### DIRECTIONS FOR THIS TASK
Pick every line out of the entries below that has the string "selected", and copy it.

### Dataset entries
★ ★ ★ ★ ★
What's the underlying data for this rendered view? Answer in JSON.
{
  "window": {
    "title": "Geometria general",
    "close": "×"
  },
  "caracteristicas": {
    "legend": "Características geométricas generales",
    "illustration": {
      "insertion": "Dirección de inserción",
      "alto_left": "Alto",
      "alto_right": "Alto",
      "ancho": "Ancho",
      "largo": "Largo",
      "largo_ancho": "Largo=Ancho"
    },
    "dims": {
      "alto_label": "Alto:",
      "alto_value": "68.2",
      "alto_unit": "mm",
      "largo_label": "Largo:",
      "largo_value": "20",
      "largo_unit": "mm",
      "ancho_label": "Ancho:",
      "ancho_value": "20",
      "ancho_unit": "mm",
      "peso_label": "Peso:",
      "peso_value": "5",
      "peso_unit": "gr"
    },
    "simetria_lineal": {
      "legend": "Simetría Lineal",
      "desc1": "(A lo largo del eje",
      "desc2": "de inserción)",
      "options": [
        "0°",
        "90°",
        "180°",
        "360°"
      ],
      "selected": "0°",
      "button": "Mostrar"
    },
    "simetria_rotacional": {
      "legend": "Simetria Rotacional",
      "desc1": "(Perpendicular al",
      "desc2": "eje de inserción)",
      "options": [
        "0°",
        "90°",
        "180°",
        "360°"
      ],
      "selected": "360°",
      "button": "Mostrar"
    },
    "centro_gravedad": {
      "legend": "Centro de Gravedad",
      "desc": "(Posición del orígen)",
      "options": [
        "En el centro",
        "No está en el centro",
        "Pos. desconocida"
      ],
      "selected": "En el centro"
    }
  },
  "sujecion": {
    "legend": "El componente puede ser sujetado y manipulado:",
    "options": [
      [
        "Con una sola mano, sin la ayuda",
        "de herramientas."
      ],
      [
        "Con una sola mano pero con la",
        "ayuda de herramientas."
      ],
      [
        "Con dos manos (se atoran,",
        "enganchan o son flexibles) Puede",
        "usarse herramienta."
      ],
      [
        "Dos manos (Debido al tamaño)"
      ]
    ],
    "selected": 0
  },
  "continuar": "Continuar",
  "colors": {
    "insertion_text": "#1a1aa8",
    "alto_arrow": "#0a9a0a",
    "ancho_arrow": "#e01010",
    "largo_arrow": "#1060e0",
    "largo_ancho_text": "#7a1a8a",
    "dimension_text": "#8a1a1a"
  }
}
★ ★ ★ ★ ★
### SOLVED EXERCISE
      "selected": "0°",
      "selected": "360°",
      "selected": "En el centro"
    "selected": 0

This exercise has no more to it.